On 12 April 2015 I posted David Brooks’s New York Times article ‘The Moral Bucket List’ in which he advocates the beauty of ‘stumbling’ in life and the ultimate emptiness of ambition and ‘success’. I posted it on our communal web portal and suggested that perhaps we – as a community – would benefit from embracing stumbling over career-building ambition.
The response from my fellow Scholars was overwhelming: stories of introspection and discovery from all over the world. Scholars who stepped off the beaten path of the predictable career set up by their Oxford studies as well as Scholars who are living their Rhodes professional dreams. Everyone shared their interpretation of ‘fighting the world’s fight’ and what the Rhodes Scholarship means to them. And everyone seemed to agree that (1) we are so lucky to have won the Rhodes Scholarship; and (2) this gift has profoundly changed our diverse lives for the better.
Here is a taste of how some of the contributors are ‘fighting the world’s fight’ today.
Kris Abrams (Washington & Wadham 1998)
After working for 10 years in various non-profit leadership roles, Kris noticed that she kept burning out. Frustrated and confused, she sought clarity on a solo trek on the Pacific Crest Trail. As she walked, she let go of all the ‘shoulds’ in her life and rediscovered her truest self. Kris now practises as a nature-based psychotherapist and shamanic practitioner with Cedar Tree Healing Arts in Boulder, Colorado. She finds deep happiness in helping people to live lives of connection, meaning and joy.
Win Churchill (Pennsylvania & New College 1962)
Win has done some physics, some law practice, some private equity investing and latterly some venture investing, with an emphasis on the life sciences, and a concentration in Israeli technologies. He and his wife Ellen have founded and managed inner-city grade schools, both charter and private, in Philadelphia; Trenton, NJ; Washington, DC and Memphis, Tennessee.
Richard Cogswell (Tasmania & St Peter's 1974)
Richard is a judge of the District Court of New South Wales in Australia and Chair of the Guiding Board of the World Community for Christian Meditation.
Brett Fairbairn (Prairies & New College 1981)
Brett lives in Saskatoon, Canada with his wife Norma, near to their three children, and he is a professor at the Johnson-Shoyama Graduate School of Public Policy where he teaches and does research on governance, leadership and co-operatives.

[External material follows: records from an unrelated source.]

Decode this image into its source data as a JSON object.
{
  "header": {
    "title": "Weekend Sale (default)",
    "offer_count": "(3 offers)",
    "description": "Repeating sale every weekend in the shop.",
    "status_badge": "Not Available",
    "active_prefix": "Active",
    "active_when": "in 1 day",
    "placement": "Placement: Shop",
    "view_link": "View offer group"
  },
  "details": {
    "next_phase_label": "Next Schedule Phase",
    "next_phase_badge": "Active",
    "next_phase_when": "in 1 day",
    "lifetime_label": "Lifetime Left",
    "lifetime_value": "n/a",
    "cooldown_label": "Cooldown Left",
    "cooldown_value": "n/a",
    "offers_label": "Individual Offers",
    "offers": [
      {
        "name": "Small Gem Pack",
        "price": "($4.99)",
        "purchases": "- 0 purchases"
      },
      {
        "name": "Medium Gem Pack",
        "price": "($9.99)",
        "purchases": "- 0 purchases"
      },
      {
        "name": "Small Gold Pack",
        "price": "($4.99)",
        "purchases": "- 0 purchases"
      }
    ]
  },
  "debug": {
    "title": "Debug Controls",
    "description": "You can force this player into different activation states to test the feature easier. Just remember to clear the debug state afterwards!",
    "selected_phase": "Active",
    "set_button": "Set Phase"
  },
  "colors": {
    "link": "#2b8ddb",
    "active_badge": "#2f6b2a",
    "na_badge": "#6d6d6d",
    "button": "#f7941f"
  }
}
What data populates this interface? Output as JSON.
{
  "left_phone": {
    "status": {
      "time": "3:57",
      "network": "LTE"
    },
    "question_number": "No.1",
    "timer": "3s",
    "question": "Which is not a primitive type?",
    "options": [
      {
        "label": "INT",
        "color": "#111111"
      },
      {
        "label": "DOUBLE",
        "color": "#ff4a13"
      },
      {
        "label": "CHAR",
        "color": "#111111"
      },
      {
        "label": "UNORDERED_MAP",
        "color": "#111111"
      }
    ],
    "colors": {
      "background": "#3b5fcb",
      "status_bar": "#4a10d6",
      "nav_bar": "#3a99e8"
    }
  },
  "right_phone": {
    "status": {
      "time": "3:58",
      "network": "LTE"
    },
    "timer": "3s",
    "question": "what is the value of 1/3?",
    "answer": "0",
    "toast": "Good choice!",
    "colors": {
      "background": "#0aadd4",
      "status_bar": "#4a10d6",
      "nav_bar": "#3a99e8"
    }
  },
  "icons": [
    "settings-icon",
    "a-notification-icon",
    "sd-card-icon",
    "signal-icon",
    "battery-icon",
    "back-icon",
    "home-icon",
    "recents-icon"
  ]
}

John A. Knubel (New Jersey & University 1963)
For John, his Christian belief originated in adolescence, was almost destroyed by Oxford philosophic questioning but then reconstituted as his journey continued. Since then it’s been a source of stability, hope, meaning and encouragement as he has pursued a life being a father, husband, public servant and business leader.
Kim Grose Moore (New York & Jesus 1990)
After 20+ years as a non-profit leader and community organiser in the San Francisco Bay Area, Kim is increasingly pursuing her commitment to social and racial justice through spiritual service. She is studying Buddhist Chaplaincy and volunteers at a men's state prison and with a hospice. She lives with her family in San Jose, CA, is active in her daughter's public school, gardens, and reads.
George Patton (Bermuda & Hertford 1973)
George became a technology consultant and computer network manager and the majority of his clients over the years have been in the non-profit, educational, and public advocacy sector. He currently serves on the board of Canadian Aviation Pride, an LGBT advocacy group.
Roger Sorrell (Kansas & Corpus Christi 1975)
Roger worked for many years in Hawaii at a laboratory where he grew endangered native plants in test tubes to save them from extinction while leading the first programme in Hawaii to help Hawaiian elders at risk of neglect or abuse. Now he is also a plant portraitist, and exhibits in galleries.
Dorothy Steane (Tasmania & University 1991)
After 20 years in a highly competitive and unstable science environment, Dorothy is studying for a Diploma of Pilates Instruction with a view to helping people to overcome pain and stay mobile through all stages of life.
Samuel Calvin Thigpen (Mississippi & Brasenose 1999)
Currently Calvin is enjoying life with his wife and three children in Jackson, Mississippi, where he works as an academic general internal medicine physician and internal medicine residency associate programme director at the University of Mississippi Medical Centre.
Frank White (Mississippi & New College 1966)
Frank developed the theory of the Overview Effect – a cognitive shift resulting from seeing the Earth from orbit or the Moon. His book on the theory is in its third edition and Frank continues his investigation of this complex phenomenon and its implications for the future through his writing, speaking and work with the Overview Institute.
Cristina Bejan (North Carolina & Wadham 2004) read an Mst Historical Research and a DPhil History (Modern) at the University of Oxford. Cristina is a playwright and Guest Lecturer at the Foreign Service Institute and George Washington University.